By Jennifer Goodrum, CDA Director of Government Relations
From the Fall 2017 Journal of the Colorado Dental Association
Even when the state legislature is not in session, the Capitol remains busy with post-2017-session and pre-2018-session work. This fall has been particularly busy to that end with a number of legislative interim committees and rulemaking processes affecting dentists and dental offices.
Limitations for Opioid Prescribing
A legislative-authorized interim task force has met through the summer to discuss Colorado’s current opioid abuse epidemic and possible solutions. Prescribing behavior has been a key focus of the task force, among numerous other topics ranging from education and prevention to treatment options. A number of possible prescriber reforms have been discussed including
- improving the Prescription Drug Monitoring Program (PDMP) system,
- mandating PDMP usage,
- requiring e-prescribing,
- limiting dosage that can be prescribed,
- requiring concurrent naloxone prescriptions when a patient is prescribed opioids, and
- mandating prescriber CE.

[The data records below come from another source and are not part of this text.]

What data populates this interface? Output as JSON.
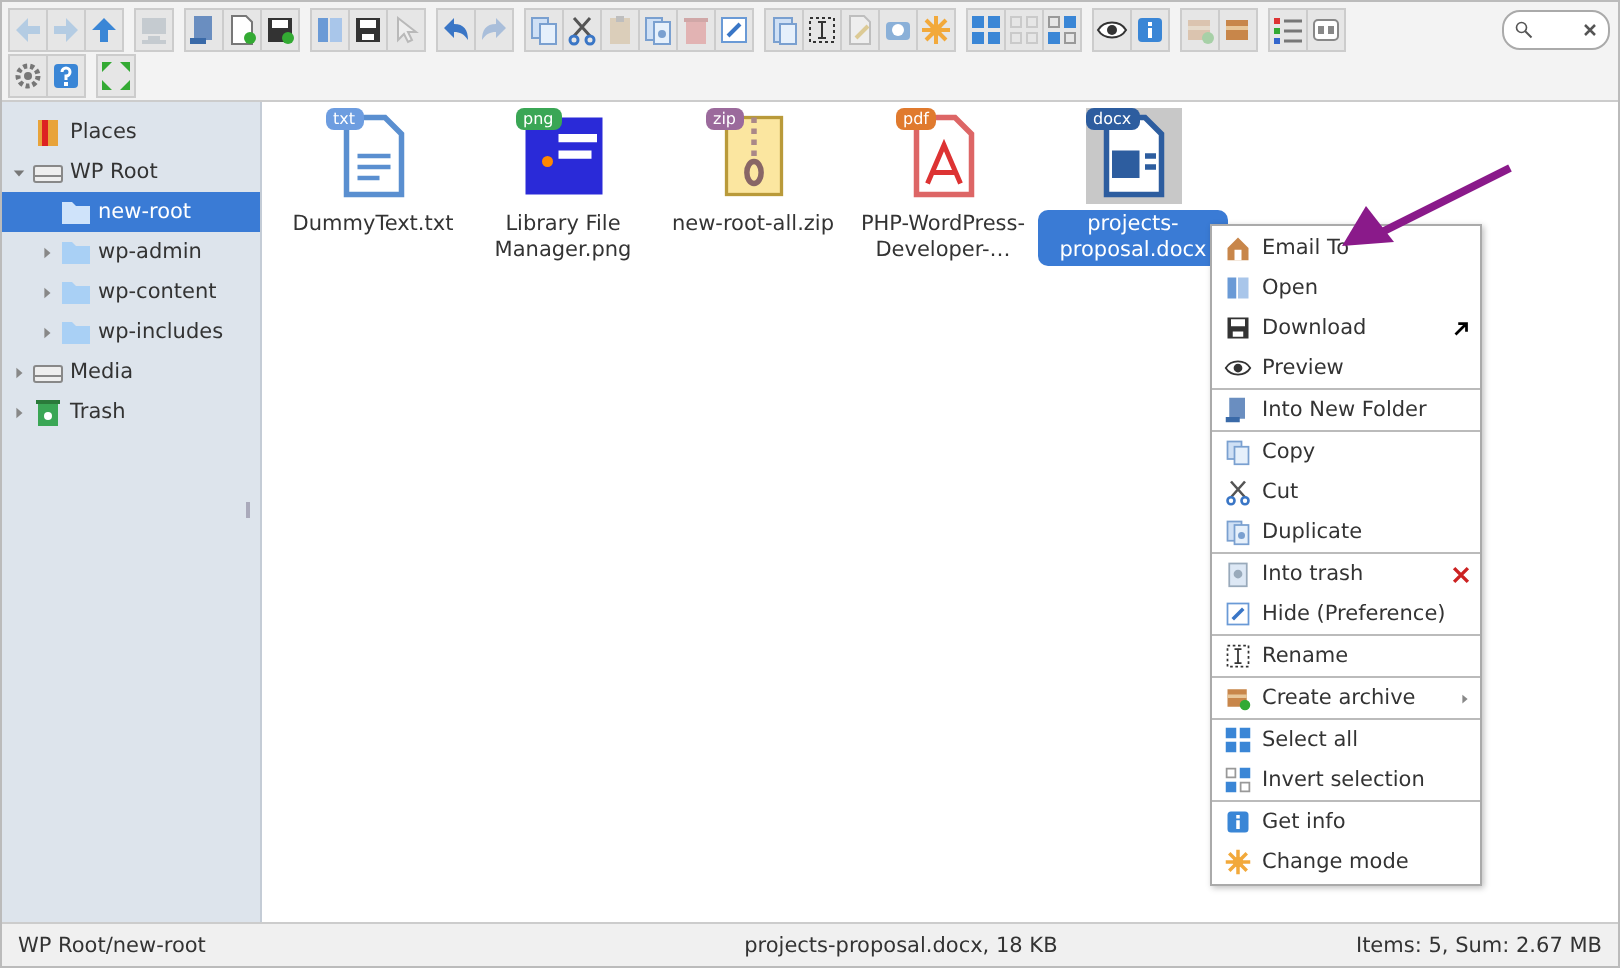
{
  "toolbar": {
    "rows": [
      [
        {
          "group": [
            {
              "disabled": true
            },
            {
              "disabled": true
            },
            {
              "disabled": false
            }
          ]
        },
        {
          "group": [
            {
              "disabled": true
            }
          ]
        },
        {
          "group": [
            {
              "disabled": false
            },
            {
              "disabled": false
            },
            {
              "disabled": false
            }
          ]
        },
        {
          "group": [
            {
              "disabled": false
            },
            {
              "disabled": false
            },
            {
              "disabled": true
            }
          ]
        },
        {
          "group": [
            {
              "disabled": false
            },
            {
              "disabled": true
            }
          ]
        },
        {
          "group": [
            {
              "disabled": false
            },
            {
              "disabled": false
            },
            {
              "disabled": true
            },
            {
              "disabled": false
            },
            {
              "disabled": true
            },
            {
              "disabled": false
            }
          ]
        },
        {
          "group": [
            {
              "disabled": false
            },
            {
              "disabled": false
            },
            {
              "disabled": true
            },
            {
              "disabled": false
            },
            {
              "disabled": false
            }
          ]
        },
        {
          "group": [
            {
              "disabled": false
            },
            {
              "disabled": true
            },
            {
              "disabled": false
            }
          ]
        },
        {
          "group": [
            {
              "disabled": false
            },
            {
              "disabled": false
            }
          ]
        },
        {
          "group": [
            {
              "disabled": true
            },
            {
              "disabled": false
            }
          ]
        },
        {
          "group": [
            {
              "disabled": false
            },
            {
              "disabled": false
            }
          ]
        }
      ],
      [
        {
          "group": [
            {
              "disabled": false
            },
            {
              "disabled": false
            }
          ]
        },
        {
          "group": [
            {
              "disabled": false
            }
          ]
        }
      ]
    ]
  },
  "tree": [
    {
      "label": "Places",
      "kind": "places",
      "expanded": false,
      "selected": false,
      "has_children": false
    },
    {
      "label": "WP Root",
      "kind": "drive",
      "expanded": true,
      "selected": false,
      "children": [
        {
          "label": "new-root",
          "kind": "folder",
          "expanded": false,
          "selected": true,
          "has_children": false
        },
        {
          "label": "wp-admin",
          "kind": "folder",
          "expanded": false,
          "selected": false,
          "has_children": true
        },
        {
          "label": "wp-content",
          "kind": "folder",
          "expanded": false,
          "selected": false,
          "has_children": true
        },
        {
          "label": "wp-includes",
          "kind": "folder",
          "expanded": false,
          "selected": false,
          "has_children": true
        }
      ]
    },
    {
      "label": "Media",
      "kind": "drive",
      "expanded": false,
      "selected": false,
      "has_children": true
    },
    {
      "label": "Trash",
      "kind": "trash",
      "expanded": false,
      "selected": false,
      "has_children": true
    }
  ],
  "files": [
    {
      "name": "DummyText.txt",
      "kind": "text",
      "badge": "txt",
      "color": "#6d9de0",
      "selected": false
    },
    {
      "name": "Library File Manager.png",
      "kind": "image",
      "badge": "png",
      "color": "#3aa655",
      "selected": false
    },
    {
      "name": "new-root-all.zip",
      "kind": "archive",
      "badge": "zip",
      "color": "#9b6a9c",
      "selected": false
    },
    {
      "name": "PHP-WordPress-Developer-…",
      "kind": "pdf",
      "badge": "pdf",
      "color": "#e07a2e",
      "selected": false
    },
    {
      "name": "projects-proposal.docx",
      "kind": "word",
      "badge": "docx",
      "color": "#2d5d9f",
      "selected": true
    }
  ],
  "context_menu": [
    {
      "kind": "item",
      "label": "Email To"
    },
    {
      "kind": "item",
      "label": "Open"
    },
    {
      "kind": "item",
      "label": "Download"
    },
    {
      "kind": "item",
      "label": "Preview"
    },
    {
      "kind": "separator"
    },
    {
      "kind": "item",
      "label": "Into New Folder"
    },
    {
      "kind": "separator"
    },
    {
      "kind": "item",
      "label": "Copy"
    },
    {
      "kind": "item",
      "label": "Cut"
    },
    {
      "kind": "item",
      "label": "Duplicate"
    },
    {
      "kind": "separator"
    },
    {
      "kind": "item",
      "label": "Into trash"
    },
    {
      "kind": "item",
      "label": "Hide (Preference)"
    },
    {
      "kind": "separator"
    },
    {
      "kind": "item",
      "label": "Rename"
    },
    {
      "kind": "separator"
    },
    {
      "kind": "item",
      "label": "Create archive",
      "submenu": true
    },
    {
      "kind": "separator"
    },
    {
      "kind": "item",
      "label": "Select all"
    },
    {
      "kind": "item",
      "label": "Invert selection"
    },
    {
      "kind": "separator"
    },
    {
      "kind": "item",
      "label": "Get info"
    },
    {
      "kind": "item",
      "label": "Change mode"
    }
  ],
  "status_bar": {
    "path": "WP Root/new-root",
    "selection": "projects-proposal.docx, 18 KB",
    "summary": "Items: 5, Sum: 2.67 MB"
  }
}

In addition, efforts are underway to revisit a regulatory board policy on opioid prescribing developed by the state’s medical, dental, nursing and pharmacy boards in October 2014. This policy sets basic parameters for opioid prescribing and establishes some thresholds where additional patient safeguards should be applied (e.g. opioid therapy that is more than 90 days in duration, 120 MME dosages or certain high-risk formulations). The state is currently considering revisions to a number of these thresholds to align with recent policy recommendations adopted by the Centers for Disease Control and Prevention. The CDA is actively engaged in shaping policy around both provider and payer reforms related to the opioid epidemic to ensure that any solutions adopted are logical and effective from a prescriber perspective.
Sales and Use Tax Simplification

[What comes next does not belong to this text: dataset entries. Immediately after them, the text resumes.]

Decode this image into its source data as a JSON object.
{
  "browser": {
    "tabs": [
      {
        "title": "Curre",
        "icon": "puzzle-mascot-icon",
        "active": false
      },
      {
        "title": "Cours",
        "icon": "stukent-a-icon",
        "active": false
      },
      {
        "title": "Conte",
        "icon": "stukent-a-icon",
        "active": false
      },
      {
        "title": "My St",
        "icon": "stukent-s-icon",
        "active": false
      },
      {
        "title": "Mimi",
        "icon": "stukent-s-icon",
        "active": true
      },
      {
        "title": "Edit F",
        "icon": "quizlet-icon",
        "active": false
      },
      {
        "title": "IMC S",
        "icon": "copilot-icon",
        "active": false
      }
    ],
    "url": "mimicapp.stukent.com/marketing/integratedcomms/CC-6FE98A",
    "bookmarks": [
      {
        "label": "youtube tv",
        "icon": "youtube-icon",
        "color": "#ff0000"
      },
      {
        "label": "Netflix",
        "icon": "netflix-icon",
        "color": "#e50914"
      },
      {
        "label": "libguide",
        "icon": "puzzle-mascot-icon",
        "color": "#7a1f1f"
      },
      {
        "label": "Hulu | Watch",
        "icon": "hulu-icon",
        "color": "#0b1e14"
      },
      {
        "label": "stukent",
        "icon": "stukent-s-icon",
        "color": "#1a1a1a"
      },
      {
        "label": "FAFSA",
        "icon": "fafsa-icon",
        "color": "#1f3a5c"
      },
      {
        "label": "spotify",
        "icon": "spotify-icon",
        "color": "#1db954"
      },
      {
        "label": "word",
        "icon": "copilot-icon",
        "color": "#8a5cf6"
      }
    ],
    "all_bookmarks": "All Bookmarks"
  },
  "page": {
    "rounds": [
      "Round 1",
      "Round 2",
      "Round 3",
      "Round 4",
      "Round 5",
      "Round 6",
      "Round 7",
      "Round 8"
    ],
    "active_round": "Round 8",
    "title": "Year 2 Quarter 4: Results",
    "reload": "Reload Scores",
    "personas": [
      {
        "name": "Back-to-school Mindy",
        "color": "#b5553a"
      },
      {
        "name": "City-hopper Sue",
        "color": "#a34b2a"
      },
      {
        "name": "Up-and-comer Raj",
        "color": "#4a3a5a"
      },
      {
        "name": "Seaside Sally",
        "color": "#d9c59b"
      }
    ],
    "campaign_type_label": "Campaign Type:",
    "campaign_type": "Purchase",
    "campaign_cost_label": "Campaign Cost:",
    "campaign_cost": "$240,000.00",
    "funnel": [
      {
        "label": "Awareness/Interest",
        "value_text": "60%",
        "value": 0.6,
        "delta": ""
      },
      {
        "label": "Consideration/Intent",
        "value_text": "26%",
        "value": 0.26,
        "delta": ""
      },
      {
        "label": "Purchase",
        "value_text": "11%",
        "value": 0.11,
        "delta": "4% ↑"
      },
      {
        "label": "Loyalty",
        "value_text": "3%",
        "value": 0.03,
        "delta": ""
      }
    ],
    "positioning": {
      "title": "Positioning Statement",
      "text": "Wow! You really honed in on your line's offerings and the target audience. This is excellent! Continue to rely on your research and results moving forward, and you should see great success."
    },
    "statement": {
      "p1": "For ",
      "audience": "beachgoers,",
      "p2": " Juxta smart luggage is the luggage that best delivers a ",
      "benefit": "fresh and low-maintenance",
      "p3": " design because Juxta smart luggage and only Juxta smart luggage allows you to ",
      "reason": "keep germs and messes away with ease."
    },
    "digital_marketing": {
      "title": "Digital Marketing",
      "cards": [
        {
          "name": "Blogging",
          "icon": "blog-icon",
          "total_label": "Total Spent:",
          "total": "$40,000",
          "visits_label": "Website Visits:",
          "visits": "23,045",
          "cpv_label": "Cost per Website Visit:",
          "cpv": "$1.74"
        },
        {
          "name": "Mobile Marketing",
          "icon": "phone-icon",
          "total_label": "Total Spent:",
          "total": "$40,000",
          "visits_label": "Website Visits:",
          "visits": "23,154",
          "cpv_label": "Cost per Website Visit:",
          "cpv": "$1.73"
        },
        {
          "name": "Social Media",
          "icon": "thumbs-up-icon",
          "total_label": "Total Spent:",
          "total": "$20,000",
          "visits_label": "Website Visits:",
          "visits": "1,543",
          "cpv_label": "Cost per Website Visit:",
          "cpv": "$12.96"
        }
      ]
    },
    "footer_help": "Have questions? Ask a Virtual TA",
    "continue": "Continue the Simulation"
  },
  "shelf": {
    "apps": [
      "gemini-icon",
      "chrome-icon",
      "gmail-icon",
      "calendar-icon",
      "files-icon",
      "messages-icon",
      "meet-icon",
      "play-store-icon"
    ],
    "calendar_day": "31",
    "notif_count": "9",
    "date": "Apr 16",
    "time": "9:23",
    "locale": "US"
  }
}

A second legislative-authorized interim task force has met through the summer to discuss Colorado’s complicated local sales and use tax structure. Efforts are underway to simplify current systems to make compliance easier for businesses. These efforts would be particularly beneficial to small businesses, like dental offices, that often do not have the resources to track the many disparate local tax codes and associated requirements. Dental offices are responsible for paying local sales and use tax when providing certain goods to patients—ranging from consumer use goods (toothbrushes, toothpaste, teeth whitening kits, etc.) in some jurisdictions to medical devices (like orthodontic retainers) in other jurisdictions. The lack of consistency in codes and current difficulties associated with registration and remittance have been a longstanding challenge for dental offices.
Clarifications to the Dentist’s Role in Sleep Apnea

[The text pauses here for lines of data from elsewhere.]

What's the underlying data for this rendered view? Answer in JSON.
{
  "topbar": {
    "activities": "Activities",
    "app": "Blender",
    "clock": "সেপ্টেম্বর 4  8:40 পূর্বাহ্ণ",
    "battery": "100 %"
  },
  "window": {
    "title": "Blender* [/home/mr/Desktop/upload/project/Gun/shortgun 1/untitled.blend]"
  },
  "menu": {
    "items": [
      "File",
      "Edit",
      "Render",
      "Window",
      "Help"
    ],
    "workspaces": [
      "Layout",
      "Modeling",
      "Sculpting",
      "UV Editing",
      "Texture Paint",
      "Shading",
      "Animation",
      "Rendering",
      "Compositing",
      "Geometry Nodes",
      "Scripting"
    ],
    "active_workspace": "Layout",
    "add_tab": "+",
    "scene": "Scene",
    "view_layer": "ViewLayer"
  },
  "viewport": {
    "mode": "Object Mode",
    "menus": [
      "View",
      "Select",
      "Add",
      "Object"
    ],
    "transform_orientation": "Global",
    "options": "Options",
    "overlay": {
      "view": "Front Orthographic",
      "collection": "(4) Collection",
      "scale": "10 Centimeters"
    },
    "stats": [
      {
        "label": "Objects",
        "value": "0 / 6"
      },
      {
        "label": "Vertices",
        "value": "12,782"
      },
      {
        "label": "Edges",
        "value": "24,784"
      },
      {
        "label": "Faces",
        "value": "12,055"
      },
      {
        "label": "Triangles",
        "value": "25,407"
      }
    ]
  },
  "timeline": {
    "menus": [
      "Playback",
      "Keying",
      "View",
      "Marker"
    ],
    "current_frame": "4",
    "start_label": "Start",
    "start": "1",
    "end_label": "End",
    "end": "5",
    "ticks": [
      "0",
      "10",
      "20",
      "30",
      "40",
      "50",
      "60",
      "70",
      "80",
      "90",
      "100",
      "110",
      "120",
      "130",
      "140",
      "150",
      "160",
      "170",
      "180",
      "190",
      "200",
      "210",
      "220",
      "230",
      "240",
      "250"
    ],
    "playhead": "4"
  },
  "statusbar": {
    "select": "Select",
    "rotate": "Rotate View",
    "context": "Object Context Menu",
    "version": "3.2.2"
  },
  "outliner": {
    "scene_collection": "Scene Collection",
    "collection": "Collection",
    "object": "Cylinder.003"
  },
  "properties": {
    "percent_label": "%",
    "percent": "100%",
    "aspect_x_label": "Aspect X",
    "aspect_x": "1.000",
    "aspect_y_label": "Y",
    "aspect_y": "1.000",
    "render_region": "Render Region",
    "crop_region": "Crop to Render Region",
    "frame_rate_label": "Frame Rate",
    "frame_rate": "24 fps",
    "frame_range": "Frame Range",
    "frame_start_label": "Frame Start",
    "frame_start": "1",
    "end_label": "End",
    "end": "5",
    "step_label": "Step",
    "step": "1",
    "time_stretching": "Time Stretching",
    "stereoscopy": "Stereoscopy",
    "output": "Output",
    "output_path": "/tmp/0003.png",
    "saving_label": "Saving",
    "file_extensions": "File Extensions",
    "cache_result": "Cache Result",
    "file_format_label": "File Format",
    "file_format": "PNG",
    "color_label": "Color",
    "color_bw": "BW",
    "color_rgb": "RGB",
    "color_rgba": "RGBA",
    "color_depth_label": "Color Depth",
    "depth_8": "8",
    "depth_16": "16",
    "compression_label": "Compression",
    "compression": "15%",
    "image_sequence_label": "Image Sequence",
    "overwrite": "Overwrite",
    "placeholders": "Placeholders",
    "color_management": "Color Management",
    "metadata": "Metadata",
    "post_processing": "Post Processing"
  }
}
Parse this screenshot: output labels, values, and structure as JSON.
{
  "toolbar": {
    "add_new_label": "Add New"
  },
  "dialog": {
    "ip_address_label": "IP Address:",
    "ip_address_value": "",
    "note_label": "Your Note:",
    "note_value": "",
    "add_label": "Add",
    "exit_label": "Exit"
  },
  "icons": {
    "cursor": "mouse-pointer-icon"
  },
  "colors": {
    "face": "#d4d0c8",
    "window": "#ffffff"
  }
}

In March, the Colorado Dental Board began stakeholder meetings on sleep apnea policy, resulting in the development of a draft rule to clarify dentists’ versus physicians’ roles in diagnosing and treating sleep disorders. A draft rule was developed by the Colorado Dental Board as part of this process, which clarified that dentists may fabricate and titrate oral appliances for treatment of sleep disorders pursuant to an order by a qualified medical provider with the medical provider responsible for final sign off on the efficacy of the device. Initial diagnosis of sleep disorders, as well as treatment planning, was the purview of the medical provider, who must also order and interpret diagnostic tools like sleep studies—though dentists may dispense sleep studies ordered by a physician. Dentists’ ability to independently use sleep studies to titrate oral appliances is a current area under debate, as well as whether accreditation requirements for durable medical suppliers should be applied to dental offices dispensing sleep study devices. Precedents set in this draft rule could have far reaching implications for future areas of overlap between dentistry and medicine.
Medicaid Program Improvements
In July and August, Medicaid solicited comments from stakeholders as they conducted a “Regulatory Efficiency Review,” which is designed to evaluate opportunities to improve the efficiency and cost effectiveness of programs for patients and providers. The CDA submitted extensive comments addressing numerous topics, from consistency of policies between adult and children’s dental benefits to current definitions of “high risk caries” in patients. Internal staff discussions of stakeholder feedback occurred in late September. Next, the Medical Services Board will consider recommendations on rule and policy changes. All stakeholder input will be shared with Medicaid’s Medical Services Board and the CDA will keep members informed of any policy changes made as a result of this process.
The 2018 Colorado legislative session starts on Jan. 10, 2018. The CDA anticipates another very lively session and will keep members informed of important bills that will affect dentistry.